Platelet Rich Plasma (PRP) Injection

PRP is a treatment is used for an increasingly wide variety of MSK problems, particularly tendon, ligament, muscle and joint pain. Conditions like osteoarthritis, tennis elbow, plantar fasciitis and chronic muscle and ligament injuries can be treated using PRP.

We know that blood contains various growth factors that trigger the healing response when we are injured. These growth factors are found in the platelets, the fragments in our blood that are important in clotting. PRP essentially hijacks this system by isolating and then injecting these platelets into the body in order to help stimulate a healing response.

1) A blood sample is taken (picture from

The process involves taking some blood from the patient, spinning it in a centrifuge and then separating out the platelets which contain all those growth and repair factors. This concentrated serum is then injected into the joint, tendon, ligament etc. 

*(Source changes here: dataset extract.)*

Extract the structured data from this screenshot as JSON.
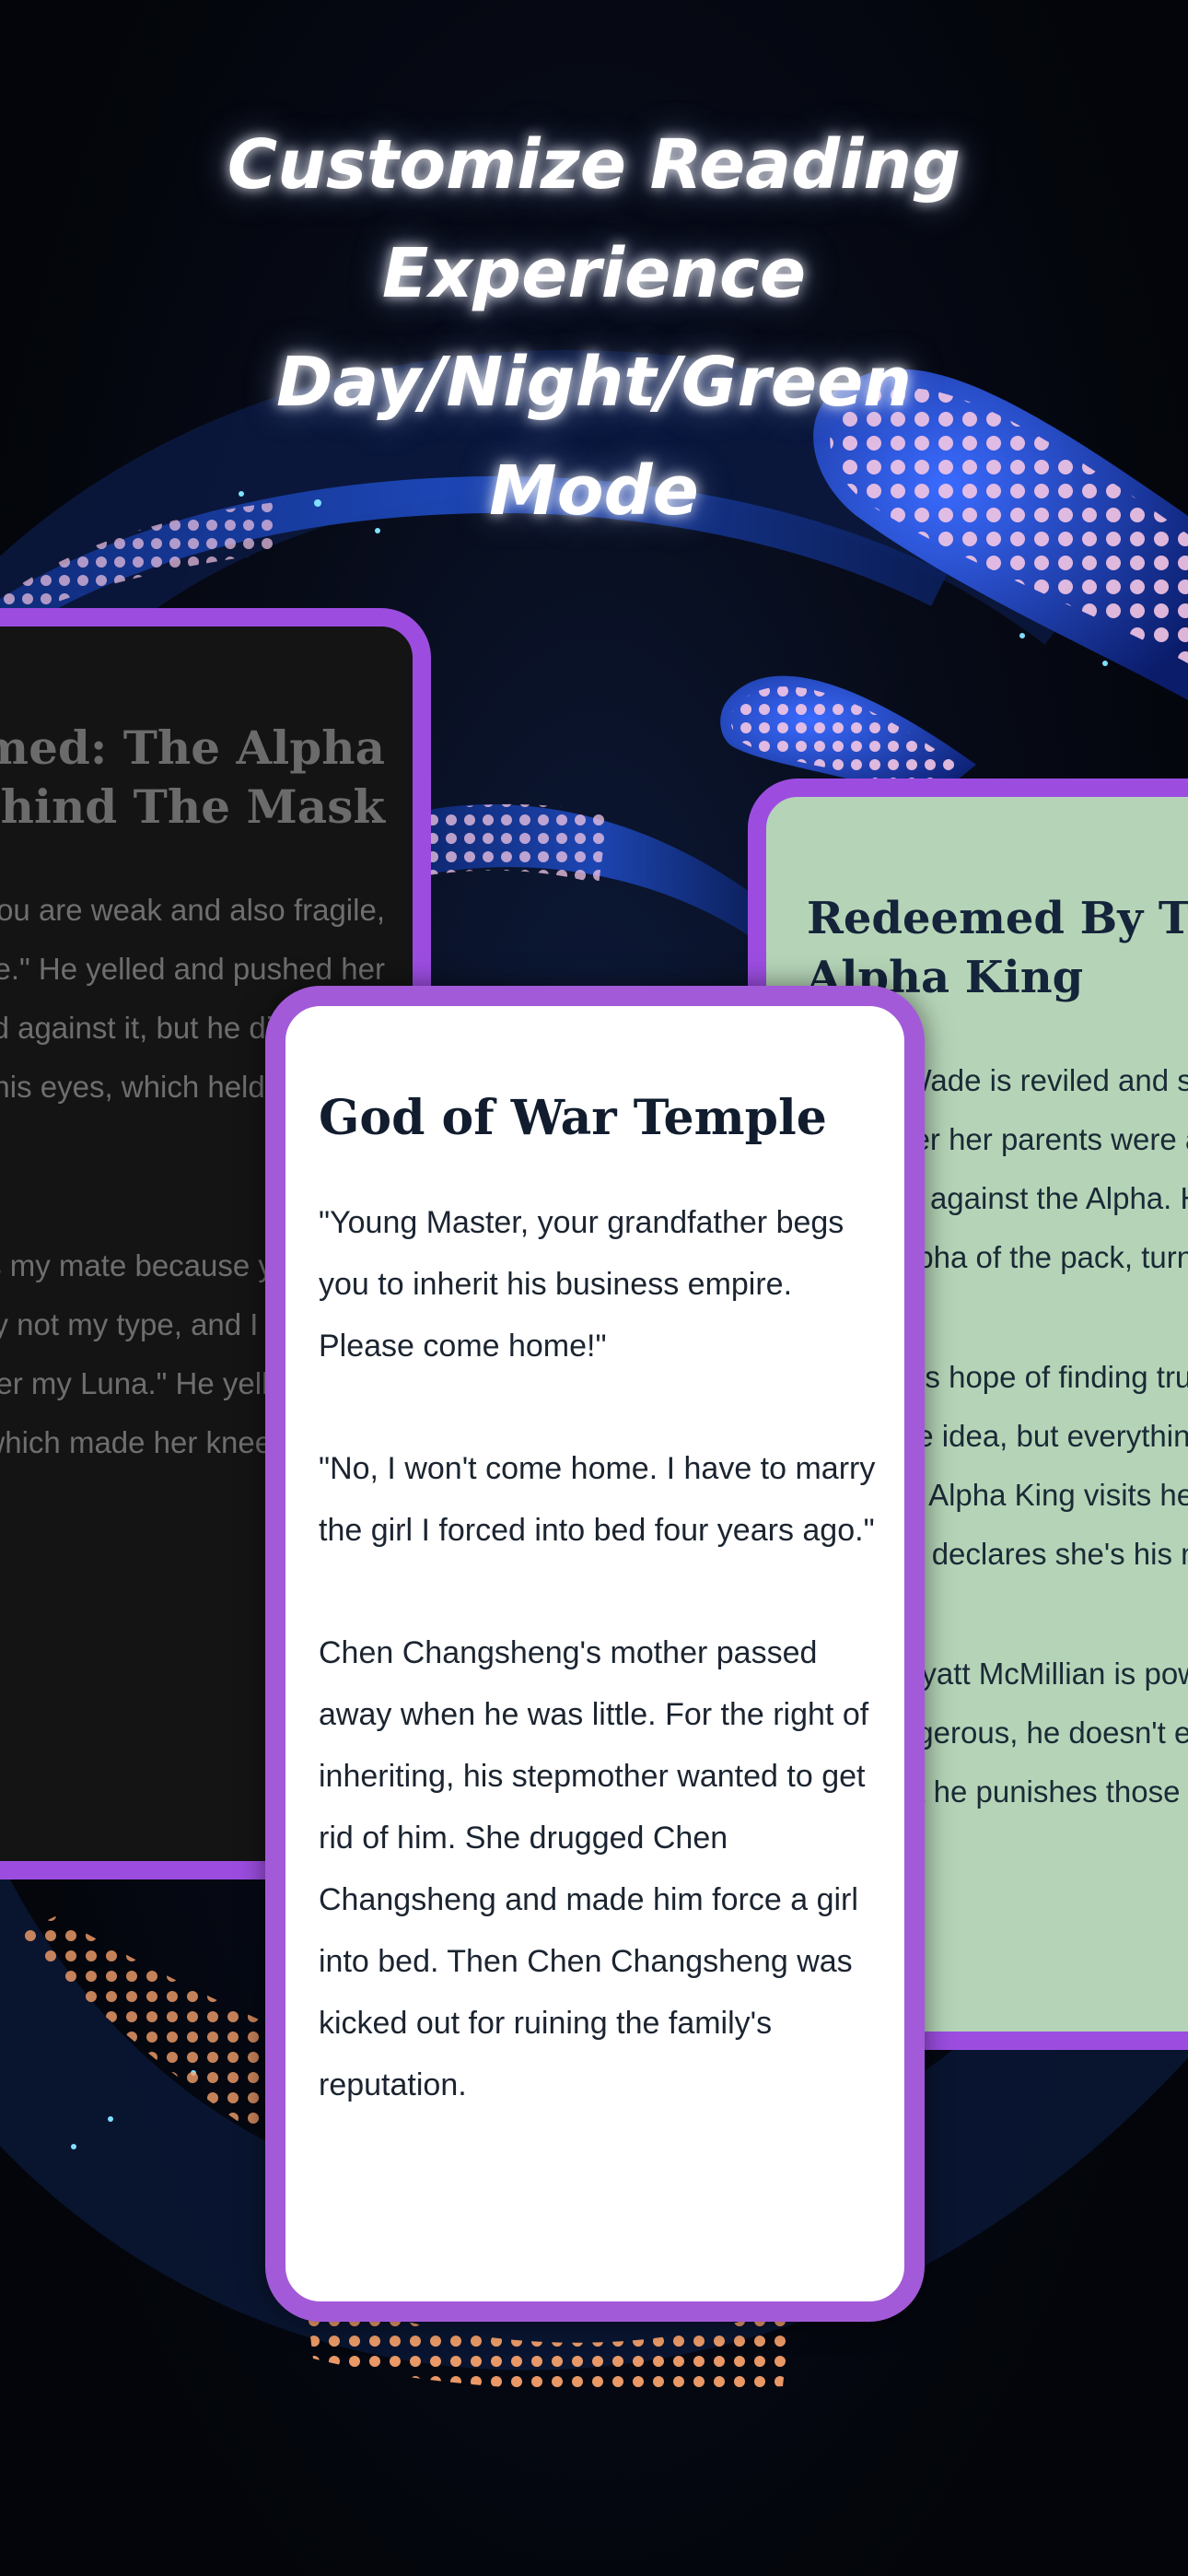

2) The blood sample in spun in a centrifuge 
3) The platelet rich portion is separated from the rest of the blood

In order to maximise the accuracy and effectiveness of the procedure, PRP is usually injected using ultrasound or X-Ray guidance.

4) The PRP in a syringe ready for injecting

5) The PRP is then injected into the target area using ultrasound guidance 

PRP is becoming more widely available within MSK practice but you might struggle to find it being offered on the NHS because it's still an active area of current research and the jury is still out regarding its overall effectiveness. 

This article provides general information related to various medical conditions and their treatment. It is intended for informational purposes only and  not a substitute for professional advice, diagnosis or treatment provided by a doctor or other qualified health care professional. The information provided does not constitute personal advice or guarantee of outcome and should not be used to diagnose yourself or others. You should never ignore advice provided by a health care professional because of something you have seen or read on this website. You should always consult a doctor or other qualified health care professional for personal medical advice.